Data records for software interfaces:
--------------------

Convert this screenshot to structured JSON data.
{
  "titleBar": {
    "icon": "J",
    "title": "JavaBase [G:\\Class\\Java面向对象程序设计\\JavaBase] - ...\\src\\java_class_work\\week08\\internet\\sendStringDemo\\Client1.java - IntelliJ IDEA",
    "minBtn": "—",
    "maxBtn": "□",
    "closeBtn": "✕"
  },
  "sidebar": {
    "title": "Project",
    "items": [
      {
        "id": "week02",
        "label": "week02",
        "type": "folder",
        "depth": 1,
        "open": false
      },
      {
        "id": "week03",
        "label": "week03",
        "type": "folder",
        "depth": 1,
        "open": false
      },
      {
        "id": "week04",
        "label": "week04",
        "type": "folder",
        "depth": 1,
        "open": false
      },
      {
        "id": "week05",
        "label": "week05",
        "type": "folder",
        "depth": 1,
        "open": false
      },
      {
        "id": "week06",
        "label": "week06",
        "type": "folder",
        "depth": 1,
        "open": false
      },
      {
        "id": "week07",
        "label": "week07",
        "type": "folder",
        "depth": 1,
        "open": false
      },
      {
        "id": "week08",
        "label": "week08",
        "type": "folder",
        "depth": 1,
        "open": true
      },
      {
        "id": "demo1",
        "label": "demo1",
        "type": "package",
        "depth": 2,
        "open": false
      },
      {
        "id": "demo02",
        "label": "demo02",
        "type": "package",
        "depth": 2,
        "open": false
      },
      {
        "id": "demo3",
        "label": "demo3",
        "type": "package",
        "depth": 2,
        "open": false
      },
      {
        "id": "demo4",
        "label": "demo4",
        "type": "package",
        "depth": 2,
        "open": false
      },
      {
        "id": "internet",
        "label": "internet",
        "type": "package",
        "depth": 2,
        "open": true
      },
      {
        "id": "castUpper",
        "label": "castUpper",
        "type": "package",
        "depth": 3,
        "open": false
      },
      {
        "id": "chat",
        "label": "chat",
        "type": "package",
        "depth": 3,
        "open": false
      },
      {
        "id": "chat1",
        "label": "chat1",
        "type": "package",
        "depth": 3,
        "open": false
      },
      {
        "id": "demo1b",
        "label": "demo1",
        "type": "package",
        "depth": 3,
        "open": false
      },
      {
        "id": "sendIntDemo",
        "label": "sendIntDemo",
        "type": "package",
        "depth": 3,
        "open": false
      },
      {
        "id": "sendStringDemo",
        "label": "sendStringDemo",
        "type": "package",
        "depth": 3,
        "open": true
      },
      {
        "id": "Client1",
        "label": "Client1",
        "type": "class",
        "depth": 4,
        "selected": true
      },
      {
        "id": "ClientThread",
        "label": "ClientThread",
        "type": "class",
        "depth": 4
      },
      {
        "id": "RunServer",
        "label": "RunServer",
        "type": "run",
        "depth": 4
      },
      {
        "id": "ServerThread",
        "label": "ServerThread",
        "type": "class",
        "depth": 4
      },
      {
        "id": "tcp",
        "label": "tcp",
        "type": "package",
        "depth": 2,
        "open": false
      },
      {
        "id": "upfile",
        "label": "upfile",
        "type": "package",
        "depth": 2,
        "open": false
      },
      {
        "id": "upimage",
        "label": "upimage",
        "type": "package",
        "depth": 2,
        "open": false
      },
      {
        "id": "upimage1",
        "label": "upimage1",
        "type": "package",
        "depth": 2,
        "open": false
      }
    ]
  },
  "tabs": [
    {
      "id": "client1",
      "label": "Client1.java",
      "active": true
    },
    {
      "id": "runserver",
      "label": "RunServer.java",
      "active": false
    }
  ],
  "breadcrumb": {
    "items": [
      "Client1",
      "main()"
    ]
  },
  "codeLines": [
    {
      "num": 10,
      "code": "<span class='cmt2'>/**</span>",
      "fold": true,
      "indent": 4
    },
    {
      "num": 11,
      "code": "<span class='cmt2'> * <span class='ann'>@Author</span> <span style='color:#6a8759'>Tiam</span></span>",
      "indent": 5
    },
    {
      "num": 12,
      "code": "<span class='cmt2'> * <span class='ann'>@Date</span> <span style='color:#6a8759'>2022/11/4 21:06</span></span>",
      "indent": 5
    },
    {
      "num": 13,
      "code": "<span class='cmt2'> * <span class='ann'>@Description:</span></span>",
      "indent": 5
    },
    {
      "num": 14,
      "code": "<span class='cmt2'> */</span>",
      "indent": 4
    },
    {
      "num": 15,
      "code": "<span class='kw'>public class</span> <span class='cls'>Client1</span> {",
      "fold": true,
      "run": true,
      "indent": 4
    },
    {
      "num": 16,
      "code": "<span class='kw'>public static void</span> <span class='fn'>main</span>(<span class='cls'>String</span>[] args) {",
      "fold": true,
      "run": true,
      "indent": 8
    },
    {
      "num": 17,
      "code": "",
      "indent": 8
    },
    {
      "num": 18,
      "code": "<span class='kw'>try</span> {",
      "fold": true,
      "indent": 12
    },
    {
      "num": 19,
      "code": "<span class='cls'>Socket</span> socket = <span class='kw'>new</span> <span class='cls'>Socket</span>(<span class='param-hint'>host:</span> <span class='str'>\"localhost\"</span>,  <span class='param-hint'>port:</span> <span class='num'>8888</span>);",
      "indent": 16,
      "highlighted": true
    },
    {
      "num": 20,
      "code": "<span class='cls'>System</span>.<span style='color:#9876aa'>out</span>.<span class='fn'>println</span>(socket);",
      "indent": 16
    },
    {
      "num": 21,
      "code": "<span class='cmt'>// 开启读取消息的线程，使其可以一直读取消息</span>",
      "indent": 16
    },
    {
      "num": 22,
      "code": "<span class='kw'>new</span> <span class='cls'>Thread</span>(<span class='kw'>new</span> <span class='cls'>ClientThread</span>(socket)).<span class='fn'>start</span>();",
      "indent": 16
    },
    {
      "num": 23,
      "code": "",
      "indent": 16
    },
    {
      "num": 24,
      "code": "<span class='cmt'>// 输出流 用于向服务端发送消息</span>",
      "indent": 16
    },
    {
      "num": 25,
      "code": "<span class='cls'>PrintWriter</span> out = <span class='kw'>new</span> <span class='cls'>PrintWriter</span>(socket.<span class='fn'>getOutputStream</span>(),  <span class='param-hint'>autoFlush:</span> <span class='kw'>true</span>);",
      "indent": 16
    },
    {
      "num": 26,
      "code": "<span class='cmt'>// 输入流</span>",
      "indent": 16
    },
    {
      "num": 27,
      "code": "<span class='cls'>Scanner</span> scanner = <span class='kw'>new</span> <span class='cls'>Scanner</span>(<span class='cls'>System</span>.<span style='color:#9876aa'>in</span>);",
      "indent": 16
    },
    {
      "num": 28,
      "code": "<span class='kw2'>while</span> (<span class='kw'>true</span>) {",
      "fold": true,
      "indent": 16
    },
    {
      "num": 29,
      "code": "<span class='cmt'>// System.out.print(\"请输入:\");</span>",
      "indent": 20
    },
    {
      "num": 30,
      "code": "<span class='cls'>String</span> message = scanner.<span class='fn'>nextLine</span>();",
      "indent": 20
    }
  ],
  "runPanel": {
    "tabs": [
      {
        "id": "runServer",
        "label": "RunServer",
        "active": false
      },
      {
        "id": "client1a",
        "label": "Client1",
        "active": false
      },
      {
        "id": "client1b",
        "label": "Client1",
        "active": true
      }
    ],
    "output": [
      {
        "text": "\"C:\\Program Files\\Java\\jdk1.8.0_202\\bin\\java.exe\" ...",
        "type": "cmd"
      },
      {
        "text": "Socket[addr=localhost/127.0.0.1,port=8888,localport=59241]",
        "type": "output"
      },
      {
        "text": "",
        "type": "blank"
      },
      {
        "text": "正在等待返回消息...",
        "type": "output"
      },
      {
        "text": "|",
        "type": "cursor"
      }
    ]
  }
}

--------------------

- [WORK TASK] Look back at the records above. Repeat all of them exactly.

- [RESPONSE TO THIS EXERCISE]
Convert this screenshot to structured JSON data.
{
  "titleBar": {
    "icon": "J",
    "title": "JavaBase [G:\\Class\\Java面向对象程序设计\\JavaBase] - ...\\src\\java_class_work\\week08\\internet\\sendStringDemo\\Client1.java - IntelliJ IDEA",
    "minBtn": "—",
    "maxBtn": "□",
    "closeBtn": "✕"
  },
  "sidebar": {
    "title": "Project",
    "items": [
      {
        "id": "week02",
        "label": "week02",
        "type": "folder",
        "depth": 1,
        "open": false
      },
      {
        "id": "week03",
        "label": "week03",
        "type": "folder",
        "depth": 1,
        "open": false
      },
      {
        "id": "week04",
        "label": "week04",
        "type": "folder",
        "depth": 1,
        "open": false
      },
      {
        "id": "week05",
        "label": "week05",
        "type": "folder",
        "depth": 1,
        "open": false
      },
      {
        "id": "week06",
        "label": "week06",
        "type": "folder",
        "depth": 1,
        "open": false
      },
      {
        "id": "week07",
        "label": "week07",
        "type": "folder",
        "depth": 1,
        "open": false
      },
      {
        "id": "week08",
        "label": "week08",
        "type": "folder",
        "depth": 1,
        "open": true
      },
      {
        "id": "demo1",
        "label": "demo1",
        "type": "package",
        "depth": 2,
        "open": false
      },
      {
        "id": "demo02",
        "label": "demo02",
        "type": "package",
        "depth": 2,
        "open": false
      },
      {
        "id": "demo3",
        "label": "demo3",
        "type": "package",
        "depth": 2,
        "open": false
      },
      {
        "id": "demo4",
        "label": "demo4",
        "type": "package",
        "depth": 2,
        "open": false
      },
      {
        "id": "internet",
        "label": "internet",
        "type": "package",
        "depth": 2,
        "open": true
      },
      {
        "id": "castUpper",
        "label": "castUpper",
        "type": "package",
        "depth": 3,
        "open": false
      },
      {
        "id": "chat",
        "label": "chat",
        "type": "package",
        "depth": 3,
        "open": false
      },
      {
        "id": "chat1",
        "label": "chat1",
        "type": "package",
        "depth": 3,
        "open": false
      },
      {
        "id": "demo1b",
        "label": "demo1",
        "type": "package",
        "depth": 3,
        "open": false
      },
      {
        "id": "sendIntDemo",
        "label": "sendIntDemo",
        "type": "package",
        "depth": 3,
        "open": false
      },
      {
        "id": "sendStringDemo",
        "label": "sendStringDemo",
        "type": "package",
        "depth": 3,
        "open": true
      },
      {
        "id": "Client1",
        "label": "Client1",
        "type": "class",
        "depth": 4,
        "selected": true
      },
      {
        "id": "ClientThread",
        "label": "ClientThread",
        "type": "class",
        "depth": 4
      },
      {
        "id": "RunServer",
        "label": "RunServer",
        "type": "run",
        "depth": 4
      },
      {
        "id": "ServerThread",
        "label": "ServerThread",
        "type": "class",
        "depth": 4
      },
      {
        "id": "tcp",
        "label": "tcp",
        "type": "package",
        "depth": 2,
        "open": false
      },
      {
        "id": "upfile",
        "label": "upfile",
        "type": "package",
        "depth": 2,
        "open": false
      },
      {
        "id": "upimage",
        "label": "upimage",
        "type": "package",
        "depth": 2,
        "open": false
      },
      {
        "id": "upimage1",
        "label": "upimage1",
        "type": "package",
        "depth": 2,
        "open": false
      }
    ]
  },
  "tabs": [
    {
      "id": "client1",
      "label": "Client1.java",
      "active": true
    },
    {
      "id": "runserver",
      "label": "RunServer.java",
      "active": false
    }
  ],
  "breadcrumb": {
    "items": [
      "Client1",
      "main()"
    ]
  },
  "codeLines": [
    {
      "num": 10,
      "code": "<span class='cmt2'>/**</span>",
      "fold": true,
      "indent": 4
    },
    {
      "num": 11,
      "code": "<span class='cmt2'> * <span class='ann'>@Author</span> <span style='color:#6a8759'>Tiam</span></span>",
      "indent": 5
    },
    {
      "num": 12,
      "code": "<span class='cmt2'> * <span class='ann'>@Date</span> <span style='color:#6a8759'>2022/11/4 21:06</span></span>",
      "indent": 5
    },
    {
      "num": 13,
      "code": "<span class='cmt2'> * <span class='ann'>@Description:</span></span>",
      "indent": 5
    },
    {
      "num": 14,
      "code": "<span class='cmt2'> */</span>",
      "indent": 4
    },
    {
      "num": 15,
      "code": "<span class='kw'>public class</span> <span class='cls'>Client1</span> {",
      "fold": true,
      "run": true,
      "indent": 4
    },
    {
      "num": 16,
      "code": "<span class='kw'>public static void</span> <span class='fn'>main</span>(<span class='cls'>String</span>[] args) {",
      "fold": true,
      "run": true,
      "indent": 8
    },
    {
      "num": 17,
      "code": "",
      "indent": 8
    },
    {
      "num": 18,
      "code": "<span class='kw'>try</span> {",
      "fold": true,
      "indent": 12
    },
    {
      "num": 19,
      "code": "<span class='cls'>Socket</span> socket = <span class='kw'>new</span> <span class='cls'>Socket</span>(<span class='param-hint'>host:</span> <span class='str'>\"localhost\"</span>,  <span class='param-hint'>port:</span> <span class='num'>8888</span>);",
      "indent": 16,
      "highlighted": true
    },
    {
      "num": 20,
      "code": "<span class='cls'>System</span>.<span style='color:#9876aa'>out</span>.<span class='fn'>println</span>(socket);",
      "indent": 16
    },
    {
      "num": 21,
      "code": "<span class='cmt'>// 开启读取消息的线程，使其可以一直读取消息</span>",
      "indent": 16
    },
    {
      "num": 22,
      "code": "<span class='kw'>new</span> <span class='cls'>Thread</span>(<span class='kw'>new</span> <span class='cls'>ClientThread</span>(socket)).<span class='fn'>start</span>();",
      "indent": 16
    },
    {
      "num": 23,
      "code": "",
      "indent": 16
    },
    {
      "num": 24,
      "code": "<span class='cmt'>// 输出流 用于向服务端发送消息</span>",
      "indent": 16
    },
    {
      "num": 25,
      "code": "<span class='cls'>PrintWriter</span> out = <span class='kw'>new</span> <span class='cls'>PrintWriter</span>(socket.<span class='fn'>getOutputStream</span>(),  <span class='param-hint'>autoFlush:</span> <span class='kw'>true</span>);",
      "indent": 16
    },
    {
      "num": 26,
      "code": "<span class='cmt'>// 输入流</span>",
      "indent": 16
    },
    {
      "num": 27,
      "code": "<span class='cls'>Scanner</span> scanner = <span class='kw'>new</span> <span class='cls'>Scanner</span>(<span class='cls'>System</span>.<span style='color:#9876aa'>in</span>);",
      "indent": 16
    },
    {
      "num": 28,
      "code": "<span class='kw2'>while</span> (<span class='kw'>true</span>) {",
      "fold": true,
      "indent": 16
    },
    {
      "num": 29,
      "code": "<span class='cmt'>// System.out.print(\"请输入:\");</span>",
      "indent": 20
    },
    {
      "num": 30,
      "code": "<span class='cls'>String</span> message = scanner.<span class='fn'>nextLine</span>();",
      "indent": 20
    }
  ],
  "runPanel": {
    "tabs": [
      {
        "id": "runServer",
        "label": "RunServer",
        "active": false
      },
      {
        "id": "client1a",
        "label": "Client1",
        "active": false
      },
      {
        "id": "client1b",
        "label": "Client1",
        "active": true
      }
    ],
    "output": [
      {
        "text": "\"C:\\Program Files\\Java\\jdk1.8.0_202\\bin\\java.exe\" ...",
        "type": "cmd"
      },
      {
        "text": "Socket[addr=localhost/127.0.0.1,port=8888,localport=59241]",
        "type": "output"
      },
      {
        "text": "",
        "type": "blank"
      },
      {
        "text": "正在等待返回消息...",
        "type": "output"
      },
      {
        "text": "|",
        "type": "cursor"
      }
    ]
  }
}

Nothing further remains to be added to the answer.